[Start of section]
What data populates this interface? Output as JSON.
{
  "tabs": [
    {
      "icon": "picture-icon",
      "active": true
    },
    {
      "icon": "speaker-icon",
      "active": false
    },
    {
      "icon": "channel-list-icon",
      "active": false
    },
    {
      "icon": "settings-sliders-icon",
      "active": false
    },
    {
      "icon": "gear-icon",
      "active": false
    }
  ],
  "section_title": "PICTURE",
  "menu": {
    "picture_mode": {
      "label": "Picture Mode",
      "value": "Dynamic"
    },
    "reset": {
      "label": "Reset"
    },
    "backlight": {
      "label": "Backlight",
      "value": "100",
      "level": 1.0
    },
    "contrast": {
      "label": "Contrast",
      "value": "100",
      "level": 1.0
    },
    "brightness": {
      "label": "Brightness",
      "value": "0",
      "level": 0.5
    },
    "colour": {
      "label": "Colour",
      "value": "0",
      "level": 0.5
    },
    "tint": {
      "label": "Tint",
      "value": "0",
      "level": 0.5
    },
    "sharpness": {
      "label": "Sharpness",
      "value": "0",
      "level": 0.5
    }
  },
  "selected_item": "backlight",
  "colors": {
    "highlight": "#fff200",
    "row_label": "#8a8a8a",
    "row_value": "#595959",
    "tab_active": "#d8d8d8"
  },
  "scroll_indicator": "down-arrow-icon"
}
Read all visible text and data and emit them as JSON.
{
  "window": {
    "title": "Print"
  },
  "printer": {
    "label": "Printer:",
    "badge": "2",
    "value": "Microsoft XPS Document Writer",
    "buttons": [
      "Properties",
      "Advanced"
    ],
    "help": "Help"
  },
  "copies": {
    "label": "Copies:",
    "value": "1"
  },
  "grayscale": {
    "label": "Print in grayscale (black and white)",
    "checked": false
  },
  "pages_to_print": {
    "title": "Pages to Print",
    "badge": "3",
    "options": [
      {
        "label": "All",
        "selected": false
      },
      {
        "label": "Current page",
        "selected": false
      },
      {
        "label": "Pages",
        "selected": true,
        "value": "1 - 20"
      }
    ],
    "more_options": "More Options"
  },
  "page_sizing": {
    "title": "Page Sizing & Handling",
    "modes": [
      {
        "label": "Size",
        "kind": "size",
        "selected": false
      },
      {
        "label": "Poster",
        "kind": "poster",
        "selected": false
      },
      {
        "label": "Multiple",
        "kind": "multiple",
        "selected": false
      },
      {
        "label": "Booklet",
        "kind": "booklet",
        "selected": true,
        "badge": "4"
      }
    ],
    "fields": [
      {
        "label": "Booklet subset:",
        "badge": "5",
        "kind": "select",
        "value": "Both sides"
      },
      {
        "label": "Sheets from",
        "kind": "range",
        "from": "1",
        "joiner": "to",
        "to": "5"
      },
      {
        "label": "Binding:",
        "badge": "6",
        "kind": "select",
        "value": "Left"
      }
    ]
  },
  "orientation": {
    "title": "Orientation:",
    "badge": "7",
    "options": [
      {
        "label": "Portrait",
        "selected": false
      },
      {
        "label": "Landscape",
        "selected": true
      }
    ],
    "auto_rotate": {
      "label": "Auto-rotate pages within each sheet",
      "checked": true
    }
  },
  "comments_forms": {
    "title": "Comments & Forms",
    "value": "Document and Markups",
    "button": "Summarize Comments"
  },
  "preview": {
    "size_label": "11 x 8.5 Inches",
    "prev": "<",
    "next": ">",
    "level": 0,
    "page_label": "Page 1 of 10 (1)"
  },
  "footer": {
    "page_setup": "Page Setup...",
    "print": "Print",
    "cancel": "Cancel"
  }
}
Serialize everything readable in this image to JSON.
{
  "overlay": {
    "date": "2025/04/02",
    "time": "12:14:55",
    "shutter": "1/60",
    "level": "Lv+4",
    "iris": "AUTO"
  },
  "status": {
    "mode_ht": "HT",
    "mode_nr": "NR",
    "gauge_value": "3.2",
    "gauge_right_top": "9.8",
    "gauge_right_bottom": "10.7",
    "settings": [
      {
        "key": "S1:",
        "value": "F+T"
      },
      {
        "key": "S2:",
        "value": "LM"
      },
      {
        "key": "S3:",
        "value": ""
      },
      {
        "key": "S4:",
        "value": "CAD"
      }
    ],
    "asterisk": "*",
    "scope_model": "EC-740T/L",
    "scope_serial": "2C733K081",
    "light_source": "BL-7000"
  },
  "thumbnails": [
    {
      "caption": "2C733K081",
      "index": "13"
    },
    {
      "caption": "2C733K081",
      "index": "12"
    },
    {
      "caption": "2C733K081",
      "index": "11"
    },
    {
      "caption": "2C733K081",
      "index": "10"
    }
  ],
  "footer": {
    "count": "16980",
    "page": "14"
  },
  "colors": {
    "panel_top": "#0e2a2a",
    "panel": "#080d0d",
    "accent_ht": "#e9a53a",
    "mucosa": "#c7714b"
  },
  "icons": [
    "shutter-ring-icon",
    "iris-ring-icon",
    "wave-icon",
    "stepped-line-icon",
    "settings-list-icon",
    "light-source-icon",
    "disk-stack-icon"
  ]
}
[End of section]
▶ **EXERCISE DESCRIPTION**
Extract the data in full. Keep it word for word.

▶ **SOLUTION TO THIS PROBLEM**
What data populates this interface? Output as JSON.
{
  "tabs": [
    {
      "icon": "picture-icon",
      "active": true
    },
    {
      "icon": "speaker-icon",
      "active": false
    },
    {
      "icon": "channel-list-icon",
      "active": false
    },
    {
      "icon": "settings-sliders-icon",
      "active": false
    },
    {
      "icon": "gear-icon",
      "active": false
    }
  ],
  "section_title": "PICTURE",
  "menu": {
    "picture_mode": {
      "label": "Picture Mode",
      "value": "Dynamic"
    },
    "reset": {
      "label": "Reset"
    },
    "backlight": {
      "label": "Backlight",
      "value": "100",
      "level": 1.0
    },
    "contrast": {
      "label": "Contrast",
      "value": "100",
      "level": 1.0
    },
    "brightness": {
      "label": "Brightness",
      "value": "0",
      "level": 0.5
    },
    "colour": {
      "label": "Colour",
      "value": "0",
      "level": 0.5
    },
    "tint": {
      "label": "Tint",
      "value": "0",
      "level": 0.5
    },
    "sharpness": {
      "label": "Sharpness",
      "value": "0",
      "level": 0.5
    }
  },
  "selected_item": "backlight",
  "colors": {
    "highlight": "#fff200",
    "row_label": "#8a8a8a",
    "row_value": "#595959",
    "tab_active": "#d8d8d8"
  },
  "scroll_indicator": "down-arrow-icon"
}
Read all visible text and data and emit them as JSON.
{
  "window": {
    "title": "Print"
  },
  "printer": {
    "label": "Printer:",
    "badge": "2",
    "value": "Microsoft XPS Document Writer",
    "buttons": [
      "Properties",
      "Advanced"
    ],
    "help": "Help"
  },
  "copies": {
    "label": "Copies:",
    "value": "1"
  },
  "grayscale": {
    "label": "Print in grayscale (black and white)",
    "checked": false
  },
  "pages_to_print": {
    "title": "Pages to Print",
    "badge": "3",
    "options": [
      {
        "label": "All",
        "selected": false
      },
      {
        "label": "Current page",
        "selected": false
      },
      {
        "label": "Pages",
        "selected": true,
        "value": "1 - 20"
      }
    ],
    "more_options": "More Options"
  },
  "page_sizing": {
    "title": "Page Sizing & Handling",
    "modes": [
      {
        "label": "Size",
        "kind": "size",
        "selected": false
      },
      {
        "label": "Poster",
        "kind": "poster",
        "selected": false
      },
      {
        "label": "Multiple",
        "kind": "multiple",
        "selected": false
      },
      {
        "label": "Booklet",
        "kind": "booklet",
        "selected": true,
        "badge": "4"
      }
    ],
    "fields": [
      {
        "label": "Booklet subset:",
        "badge": "5",
        "kind": "select",
        "value": "Both sides"
      },
      {
        "label": "Sheets from",
        "kind": "range",
        "from": "1",
        "joiner": "to",
        "to": "5"
      },
      {
        "label": "Binding:",
        "badge": "6",
        "kind": "select",
        "value": "Left"
      }
    ]
  },
  "orientation": {
    "title": "Orientation:",
    "badge": "7",
    "options": [
      {
        "label": "Portrait",
        "selected": false
      },
      {
        "label": "Landscape",
        "selected": true
      }
    ],
    "auto_rotate": {
      "label": "Auto-rotate pages within each sheet",
      "checked": true
    }
  },
  "comments_forms": {
    "title": "Comments & Forms",
    "value": "Document and Markups",
    "button": "Summarize Comments"
  },
  "preview": {
    "size_label": "11 x 8.5 Inches",
    "prev": "<",
    "next": ">",
    "level": 0,
    "page_label": "Page 1 of 10 (1)"
  },
  "footer": {
    "page_setup": "Page Setup...",
    "print": "Print",
    "cancel": "Cancel"
  }
}
Serialize everything readable in this image to JSON.
{
  "overlay": {
    "date": "2025/04/02",
    "time": "12:14:55",
    "shutter": "1/60",
    "level": "Lv+4",
    "iris": "AUTO"
  },
  "status": {
    "mode_ht": "HT",
    "mode_nr": "NR",
    "gauge_value": "3.2",
    "gauge_right_top": "9.8",
    "gauge_right_bottom": "10.7",
    "settings": [
      {
        "key": "S1:",
        "value": "F+T"
      },
      {
        "key": "S2:",
        "value": "LM"
      },
      {
        "key": "S3:",
        "value": ""
      },
      {
        "key": "S4:",
        "value": "CAD"
      }
    ],
    "asterisk": "*",
    "scope_model": "EC-740T/L",
    "scope_serial": "2C733K081",
    "light_source": "BL-7000"
  },
  "thumbnails": [
    {
      "caption": "2C733K081",
      "index": "13"
    },
    {
      "caption": "2C733K081",
      "index": "12"
    },
    {
      "caption": "2C733K081",
      "index": "11"
    },
    {
      "caption": "2C733K081",
      "index": "10"
    }
  ],
  "footer": {
    "count": "16980",
    "page": "14"
  },
  "colors": {
    "panel_top": "#0e2a2a",
    "panel": "#080d0d",
    "accent_ht": "#e9a53a",
    "mucosa": "#c7714b"
  },
  "icons": [
    "shutter-ring-icon",
    "iris-ring-icon",
    "wave-icon",
    "stepped-line-icon",
    "settings-list-icon",
    "light-source-icon",
    "disk-stack-icon"
  ]
}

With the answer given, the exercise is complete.